Daniel Henninger knows better than to compare that record and that result to the current Obama flimflam campaign. What we are seeing, and the April 3 speech was indicative of it, is a cataract of evasions and pretensions, such as that the $800 billion stimulus program wasn’t a total failure; that cap-and-trade is defensible policy; that Bush’s economic leavings were much worse than they really were; and that the Republican party, the Supreme Court, and the Roman Catholic Church are holding hands in a Bronze Age conspiracy to impose acceptance that the earth is flat, that women are chattels passively devoted to being breeding stock, and that the administration’s health-care reforms are as misdirected, extravagant, and objectively bad as most Americans spontaneously think they are.
The particular Roosevelt speech Mr. Henninger mentioned was not a campaign kickoff, but a wind-up, four days before the election, and its point was the opposite of the one he makes. FDR went through his usual bunk about “monopolists, war profiteers, class antagonists,” and so forth, but not to generate the abrasions Obama is now preying on. If Roosevelt had once publicly said, “The Rockefellers and Morgans will pay for the misery their greed has caused,” mobs would have burned down their houses. By collecting public anger and frustration in the Depression in the cul-de-sacs of nonexistent and nameless groups (how were Americans profiting from wars in 1936 — by selling arrows to Ethiopia?), FDR conserved the moral cohesion of the country to focus alarm on the nation’s real enemies, Nazi Germany and imperialist Japan. Mr. Obama is simply being flagrantly divisive in a philosophical framework that is, as Pope Benedict said recently, “militant secularism.”
Roosevelt did not attack his opponent or the Republican party at all in the speech cited, and concluded by stating that “above our political arena stand the altars of our faiths.” The speeches compared are in stark contrast.

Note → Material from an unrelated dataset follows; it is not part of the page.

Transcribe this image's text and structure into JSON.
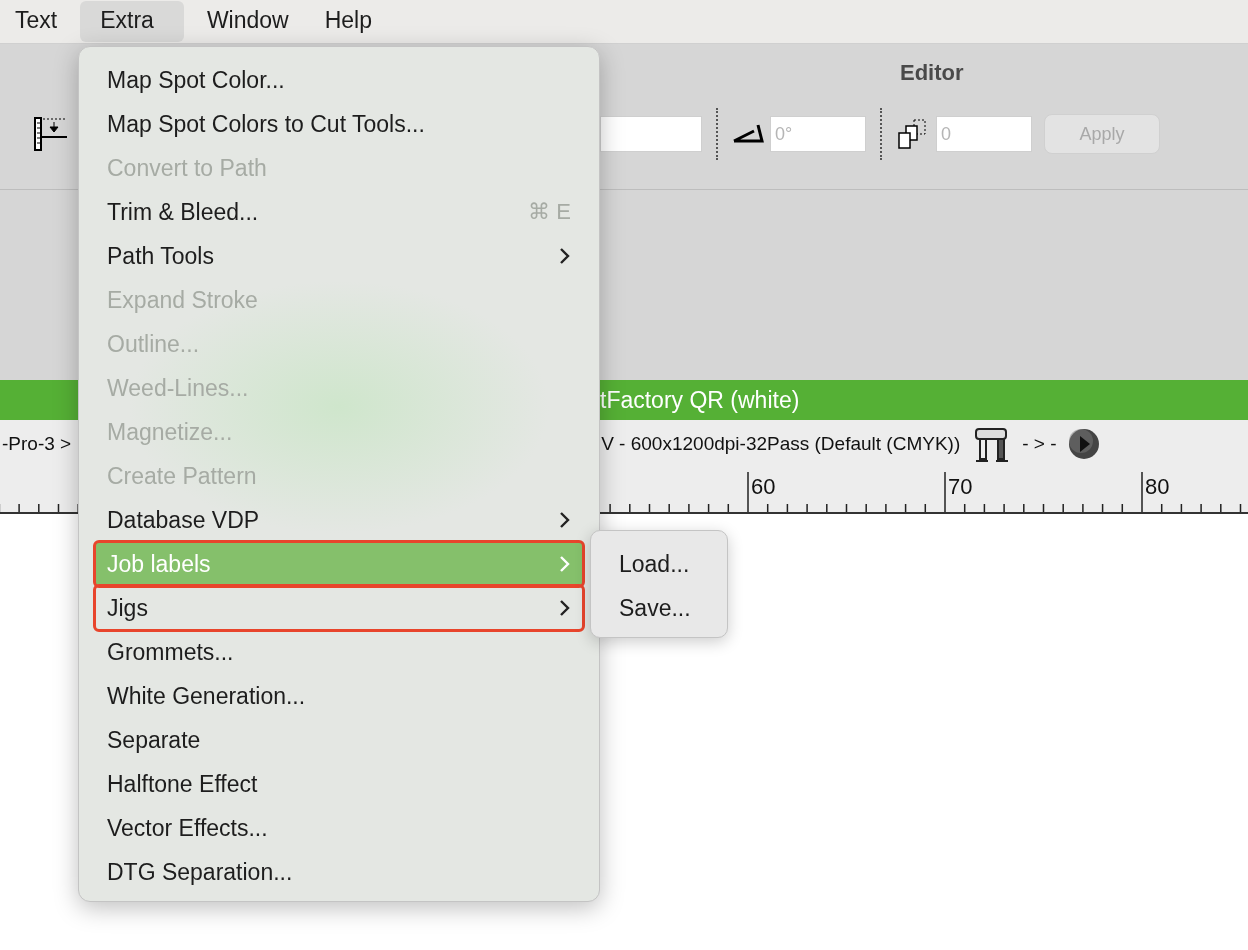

While I’m at it, I would like to get another point connected to Mr. Henninger’s column off my chest. The majority of Roosevelt historians, even very positive ones such as the late Arthur Schlesinger Jr. and Doris Kearns Goodwin, feed the Henninger heresy about intractable American unemployment compared with other advanced industrial economies in the Thirties. Germany, Britain, France, Japan, and Italy appeared to have better unemployment figures than the U.S. only because, from the early or mid-Thirties on, they all drafted or otherwise induced ever-growing numbers of people into the armed forces and the defense-production industries.

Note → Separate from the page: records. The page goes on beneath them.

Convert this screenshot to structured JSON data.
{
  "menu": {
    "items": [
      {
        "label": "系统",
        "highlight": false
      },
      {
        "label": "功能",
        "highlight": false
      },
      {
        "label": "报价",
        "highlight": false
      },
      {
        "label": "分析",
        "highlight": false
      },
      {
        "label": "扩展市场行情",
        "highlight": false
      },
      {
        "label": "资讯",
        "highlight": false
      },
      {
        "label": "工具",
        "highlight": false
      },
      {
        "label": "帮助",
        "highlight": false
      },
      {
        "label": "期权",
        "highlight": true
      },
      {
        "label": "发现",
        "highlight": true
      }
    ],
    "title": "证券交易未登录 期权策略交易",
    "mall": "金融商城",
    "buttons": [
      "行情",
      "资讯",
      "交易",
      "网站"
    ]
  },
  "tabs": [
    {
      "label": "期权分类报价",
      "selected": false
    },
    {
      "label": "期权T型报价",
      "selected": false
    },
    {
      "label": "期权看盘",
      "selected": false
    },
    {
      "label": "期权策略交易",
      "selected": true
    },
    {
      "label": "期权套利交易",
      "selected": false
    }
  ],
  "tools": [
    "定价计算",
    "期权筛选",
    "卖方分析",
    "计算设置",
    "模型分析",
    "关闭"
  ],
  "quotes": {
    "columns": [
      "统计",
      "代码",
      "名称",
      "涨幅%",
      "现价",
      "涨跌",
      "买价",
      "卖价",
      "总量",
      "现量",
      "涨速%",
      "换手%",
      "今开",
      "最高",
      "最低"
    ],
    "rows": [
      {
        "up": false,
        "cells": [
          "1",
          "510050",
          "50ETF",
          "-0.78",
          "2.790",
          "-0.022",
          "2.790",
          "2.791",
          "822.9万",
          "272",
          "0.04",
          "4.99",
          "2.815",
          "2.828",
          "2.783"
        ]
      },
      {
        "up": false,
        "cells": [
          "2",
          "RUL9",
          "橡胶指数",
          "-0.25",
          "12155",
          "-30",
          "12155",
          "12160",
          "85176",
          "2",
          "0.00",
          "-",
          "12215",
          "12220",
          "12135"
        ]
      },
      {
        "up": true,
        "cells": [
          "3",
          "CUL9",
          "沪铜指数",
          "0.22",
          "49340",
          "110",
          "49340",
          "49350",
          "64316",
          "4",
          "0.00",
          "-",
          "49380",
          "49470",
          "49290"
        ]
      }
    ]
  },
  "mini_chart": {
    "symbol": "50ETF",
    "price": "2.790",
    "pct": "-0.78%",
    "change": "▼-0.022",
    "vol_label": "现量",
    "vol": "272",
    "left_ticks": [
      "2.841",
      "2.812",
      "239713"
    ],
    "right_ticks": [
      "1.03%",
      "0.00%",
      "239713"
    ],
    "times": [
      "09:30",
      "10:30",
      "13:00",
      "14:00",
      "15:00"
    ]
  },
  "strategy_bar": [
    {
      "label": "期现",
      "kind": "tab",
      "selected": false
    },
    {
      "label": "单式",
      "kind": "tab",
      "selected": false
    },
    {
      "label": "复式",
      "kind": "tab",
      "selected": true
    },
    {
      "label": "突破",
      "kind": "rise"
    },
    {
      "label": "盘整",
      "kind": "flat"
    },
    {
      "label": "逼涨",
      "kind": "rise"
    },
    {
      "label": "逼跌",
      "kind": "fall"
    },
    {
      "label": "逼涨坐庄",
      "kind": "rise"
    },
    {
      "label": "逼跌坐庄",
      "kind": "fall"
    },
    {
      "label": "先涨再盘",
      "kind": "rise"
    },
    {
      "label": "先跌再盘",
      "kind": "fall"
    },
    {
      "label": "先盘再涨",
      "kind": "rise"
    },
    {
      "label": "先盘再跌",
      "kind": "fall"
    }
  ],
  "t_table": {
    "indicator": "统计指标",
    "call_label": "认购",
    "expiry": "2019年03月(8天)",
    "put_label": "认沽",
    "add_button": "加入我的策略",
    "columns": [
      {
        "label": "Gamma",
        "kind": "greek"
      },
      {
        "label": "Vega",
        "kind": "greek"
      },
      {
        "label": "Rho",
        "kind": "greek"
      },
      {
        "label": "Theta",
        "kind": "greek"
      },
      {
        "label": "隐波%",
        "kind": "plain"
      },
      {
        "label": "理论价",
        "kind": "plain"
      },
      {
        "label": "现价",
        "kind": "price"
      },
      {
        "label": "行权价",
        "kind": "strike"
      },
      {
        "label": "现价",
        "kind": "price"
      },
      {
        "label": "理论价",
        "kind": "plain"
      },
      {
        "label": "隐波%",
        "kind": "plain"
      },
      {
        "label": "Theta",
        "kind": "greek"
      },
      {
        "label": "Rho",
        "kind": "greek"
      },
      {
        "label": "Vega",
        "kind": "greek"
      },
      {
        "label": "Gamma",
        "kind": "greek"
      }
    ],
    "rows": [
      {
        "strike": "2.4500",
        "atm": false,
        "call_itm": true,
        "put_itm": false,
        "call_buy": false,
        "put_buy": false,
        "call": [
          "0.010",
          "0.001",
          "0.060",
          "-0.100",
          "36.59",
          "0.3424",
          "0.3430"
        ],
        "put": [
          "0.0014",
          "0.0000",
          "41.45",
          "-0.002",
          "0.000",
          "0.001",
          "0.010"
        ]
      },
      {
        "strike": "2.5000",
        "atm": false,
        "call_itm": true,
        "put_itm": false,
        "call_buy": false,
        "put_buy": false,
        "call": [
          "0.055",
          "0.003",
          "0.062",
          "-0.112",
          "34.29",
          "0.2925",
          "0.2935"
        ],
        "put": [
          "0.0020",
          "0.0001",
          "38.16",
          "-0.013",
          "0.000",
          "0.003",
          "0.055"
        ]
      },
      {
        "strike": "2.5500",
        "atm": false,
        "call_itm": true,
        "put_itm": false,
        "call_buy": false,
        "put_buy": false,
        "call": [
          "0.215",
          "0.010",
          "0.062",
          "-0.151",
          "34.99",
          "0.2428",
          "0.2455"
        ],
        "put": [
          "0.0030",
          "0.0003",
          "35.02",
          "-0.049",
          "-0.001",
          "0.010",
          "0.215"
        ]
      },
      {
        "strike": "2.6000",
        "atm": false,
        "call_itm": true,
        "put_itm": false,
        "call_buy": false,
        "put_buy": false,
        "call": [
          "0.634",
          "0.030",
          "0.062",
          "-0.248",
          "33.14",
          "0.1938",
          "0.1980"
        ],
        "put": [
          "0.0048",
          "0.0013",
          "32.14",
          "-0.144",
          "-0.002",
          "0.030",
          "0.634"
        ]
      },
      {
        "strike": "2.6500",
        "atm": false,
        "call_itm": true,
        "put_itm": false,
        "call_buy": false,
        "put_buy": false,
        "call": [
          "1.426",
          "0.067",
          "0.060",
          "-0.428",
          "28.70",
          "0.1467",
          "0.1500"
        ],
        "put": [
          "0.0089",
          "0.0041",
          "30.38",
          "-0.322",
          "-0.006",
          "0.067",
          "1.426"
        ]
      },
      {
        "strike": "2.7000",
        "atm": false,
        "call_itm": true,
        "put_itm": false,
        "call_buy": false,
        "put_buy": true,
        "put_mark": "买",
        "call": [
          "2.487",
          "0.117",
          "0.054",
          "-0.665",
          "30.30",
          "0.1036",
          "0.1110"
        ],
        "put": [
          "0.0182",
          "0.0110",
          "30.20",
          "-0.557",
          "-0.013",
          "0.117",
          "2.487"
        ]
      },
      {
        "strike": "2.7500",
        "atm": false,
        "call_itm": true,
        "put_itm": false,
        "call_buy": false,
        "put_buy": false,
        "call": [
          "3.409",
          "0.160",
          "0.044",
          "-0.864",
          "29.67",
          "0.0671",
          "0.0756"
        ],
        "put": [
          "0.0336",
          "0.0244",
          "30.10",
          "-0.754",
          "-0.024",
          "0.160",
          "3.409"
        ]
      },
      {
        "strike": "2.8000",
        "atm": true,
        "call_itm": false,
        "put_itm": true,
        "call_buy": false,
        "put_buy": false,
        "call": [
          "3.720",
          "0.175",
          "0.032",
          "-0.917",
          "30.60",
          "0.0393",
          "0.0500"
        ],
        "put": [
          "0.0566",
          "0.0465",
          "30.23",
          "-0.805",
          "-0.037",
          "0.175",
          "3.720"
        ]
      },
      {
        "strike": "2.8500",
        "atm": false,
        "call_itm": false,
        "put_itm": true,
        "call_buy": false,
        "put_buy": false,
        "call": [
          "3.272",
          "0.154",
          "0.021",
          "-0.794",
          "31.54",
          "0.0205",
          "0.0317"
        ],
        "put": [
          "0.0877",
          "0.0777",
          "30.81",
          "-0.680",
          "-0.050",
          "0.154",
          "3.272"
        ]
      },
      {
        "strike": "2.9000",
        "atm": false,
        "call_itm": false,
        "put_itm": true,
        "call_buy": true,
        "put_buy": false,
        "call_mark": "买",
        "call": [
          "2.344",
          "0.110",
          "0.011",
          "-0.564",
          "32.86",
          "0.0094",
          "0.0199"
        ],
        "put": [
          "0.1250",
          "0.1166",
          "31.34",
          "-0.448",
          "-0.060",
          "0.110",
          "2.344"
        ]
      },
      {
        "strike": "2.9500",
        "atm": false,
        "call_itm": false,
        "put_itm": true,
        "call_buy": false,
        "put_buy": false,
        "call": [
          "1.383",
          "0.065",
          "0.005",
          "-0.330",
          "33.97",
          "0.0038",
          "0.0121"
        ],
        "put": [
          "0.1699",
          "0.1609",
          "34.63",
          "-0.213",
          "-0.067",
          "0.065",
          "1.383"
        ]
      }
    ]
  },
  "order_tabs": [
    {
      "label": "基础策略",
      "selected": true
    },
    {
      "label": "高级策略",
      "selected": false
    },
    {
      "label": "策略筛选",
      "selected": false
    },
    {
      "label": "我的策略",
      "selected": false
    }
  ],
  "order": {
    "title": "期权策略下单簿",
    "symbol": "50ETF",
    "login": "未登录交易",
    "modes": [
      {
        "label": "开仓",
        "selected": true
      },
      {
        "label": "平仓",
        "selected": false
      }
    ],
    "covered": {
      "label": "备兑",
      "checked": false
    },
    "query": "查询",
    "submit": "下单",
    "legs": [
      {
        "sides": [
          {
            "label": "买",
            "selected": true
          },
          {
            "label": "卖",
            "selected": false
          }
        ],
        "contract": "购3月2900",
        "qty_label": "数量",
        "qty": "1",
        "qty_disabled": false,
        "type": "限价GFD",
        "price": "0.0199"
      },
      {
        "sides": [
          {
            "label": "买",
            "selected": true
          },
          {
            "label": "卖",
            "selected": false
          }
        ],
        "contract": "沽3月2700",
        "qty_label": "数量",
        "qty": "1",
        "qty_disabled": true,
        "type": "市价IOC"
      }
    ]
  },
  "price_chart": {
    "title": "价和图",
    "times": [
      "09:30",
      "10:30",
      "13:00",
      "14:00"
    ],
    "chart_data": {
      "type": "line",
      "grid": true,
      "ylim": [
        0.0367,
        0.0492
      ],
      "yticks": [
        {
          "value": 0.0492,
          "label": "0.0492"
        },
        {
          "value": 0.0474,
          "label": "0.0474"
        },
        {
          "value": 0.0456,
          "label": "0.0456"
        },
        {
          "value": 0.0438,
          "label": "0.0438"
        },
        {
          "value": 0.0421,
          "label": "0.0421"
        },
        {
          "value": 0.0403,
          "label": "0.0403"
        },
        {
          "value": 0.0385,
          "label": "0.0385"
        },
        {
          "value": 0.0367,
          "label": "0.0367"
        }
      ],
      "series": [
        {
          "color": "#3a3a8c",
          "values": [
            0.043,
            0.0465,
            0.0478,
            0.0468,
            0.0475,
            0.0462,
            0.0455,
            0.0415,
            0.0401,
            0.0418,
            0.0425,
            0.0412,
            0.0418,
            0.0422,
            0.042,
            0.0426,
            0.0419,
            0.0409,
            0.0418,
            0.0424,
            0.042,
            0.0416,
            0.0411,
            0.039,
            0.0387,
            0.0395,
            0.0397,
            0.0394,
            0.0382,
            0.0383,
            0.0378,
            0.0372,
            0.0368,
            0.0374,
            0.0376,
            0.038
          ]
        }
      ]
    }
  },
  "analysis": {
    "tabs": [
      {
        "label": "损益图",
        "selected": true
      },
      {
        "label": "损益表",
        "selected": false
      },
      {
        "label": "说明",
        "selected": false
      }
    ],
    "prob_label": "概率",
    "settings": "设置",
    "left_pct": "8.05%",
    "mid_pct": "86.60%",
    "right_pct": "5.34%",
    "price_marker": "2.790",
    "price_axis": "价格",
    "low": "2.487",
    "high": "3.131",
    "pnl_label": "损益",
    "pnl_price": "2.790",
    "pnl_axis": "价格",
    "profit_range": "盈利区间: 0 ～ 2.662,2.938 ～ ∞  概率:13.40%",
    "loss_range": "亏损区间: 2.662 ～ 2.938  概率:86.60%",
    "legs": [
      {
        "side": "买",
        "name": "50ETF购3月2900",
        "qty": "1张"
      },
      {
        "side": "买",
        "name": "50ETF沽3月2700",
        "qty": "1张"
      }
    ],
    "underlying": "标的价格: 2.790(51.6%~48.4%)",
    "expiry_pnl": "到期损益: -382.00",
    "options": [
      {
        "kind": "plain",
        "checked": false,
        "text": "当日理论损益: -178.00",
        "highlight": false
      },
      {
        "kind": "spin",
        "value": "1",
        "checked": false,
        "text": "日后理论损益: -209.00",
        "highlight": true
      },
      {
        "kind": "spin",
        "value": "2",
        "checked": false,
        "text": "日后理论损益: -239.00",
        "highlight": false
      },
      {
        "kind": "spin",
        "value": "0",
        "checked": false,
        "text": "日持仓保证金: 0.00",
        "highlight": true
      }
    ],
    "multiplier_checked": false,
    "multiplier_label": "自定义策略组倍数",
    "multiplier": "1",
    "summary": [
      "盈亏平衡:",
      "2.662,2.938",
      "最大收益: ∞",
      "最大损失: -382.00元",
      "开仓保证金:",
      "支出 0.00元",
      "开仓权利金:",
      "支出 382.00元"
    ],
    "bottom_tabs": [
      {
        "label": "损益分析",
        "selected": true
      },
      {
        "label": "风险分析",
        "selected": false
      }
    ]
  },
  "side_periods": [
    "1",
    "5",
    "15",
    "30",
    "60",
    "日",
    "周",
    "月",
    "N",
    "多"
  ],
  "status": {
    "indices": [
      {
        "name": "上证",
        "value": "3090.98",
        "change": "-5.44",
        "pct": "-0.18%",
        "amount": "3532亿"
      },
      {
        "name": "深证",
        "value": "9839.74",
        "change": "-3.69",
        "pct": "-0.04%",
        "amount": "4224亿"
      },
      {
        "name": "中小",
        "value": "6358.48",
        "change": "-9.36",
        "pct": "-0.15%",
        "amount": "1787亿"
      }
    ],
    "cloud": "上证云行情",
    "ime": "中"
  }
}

The New Deal workfare programs were based on Roosevelt’s refusal to let the unemployed starve, be reduced to violence, or be paid for being idle. (There were special programs for the handicapped and even the mentally ill.) These temporary government workers built or expanded 2,500 hospitals, 4,000 schools, 13,000 parks and playgrounds, 7,800 bridges, hundreds of sewage plants and airfields, vast hydroelectric facilities (including the TVA and the Grand Coulee, Bonneville, and Hoover Dams), and such diverse projects as the Triborough Bridge, Lincoln Tunnel, the Florida Keys elevated highway, the splendid Chicago waterfront, and the Cathedral of Learning in Pittsburgh. They also stocked millions of fish, planted millions of trees, taught 1.5 million people how to read, saved the whooping crane, and built the heroic and historic aircraft carriers Enterprise and Yorktown. It was all at very low cost to the country, and it was hard work. These people were just as, and much more usefully, employed as the armed forces and munitions workers of Europe and Japan, and Roosevelt historians should join the distinguished Jean Edward Smith and me in this argument.
It must be said that Roosevelt was also imprudent about the dangers of inflation, though he was aware of them, and he misunderstood the positive and negative implications of income taxes, as most people did in the Thirties. Of course, the NRA with its codes and blue eagles and parades was just a morale-boosting publicity stunt, and FDR wasn’t inconsolable when the Supreme Court pitched it. But the 1938 “Roosevelt Recession” was nonsense, and none of these matters need to be discussed here. The main point to understand is this: The Obama campaign is less an emulation of Franklin D. Roosevelt than a parody of the contemporary “Share the Wealth” movement of Huey P. Long.
— Conrad Black is the author of Franklin Delano Roosevelt: Champion of Freedom, Richard M. Nixon: A Life in Full, and, just released, A Matter of Principle. He can be reached at [email protected].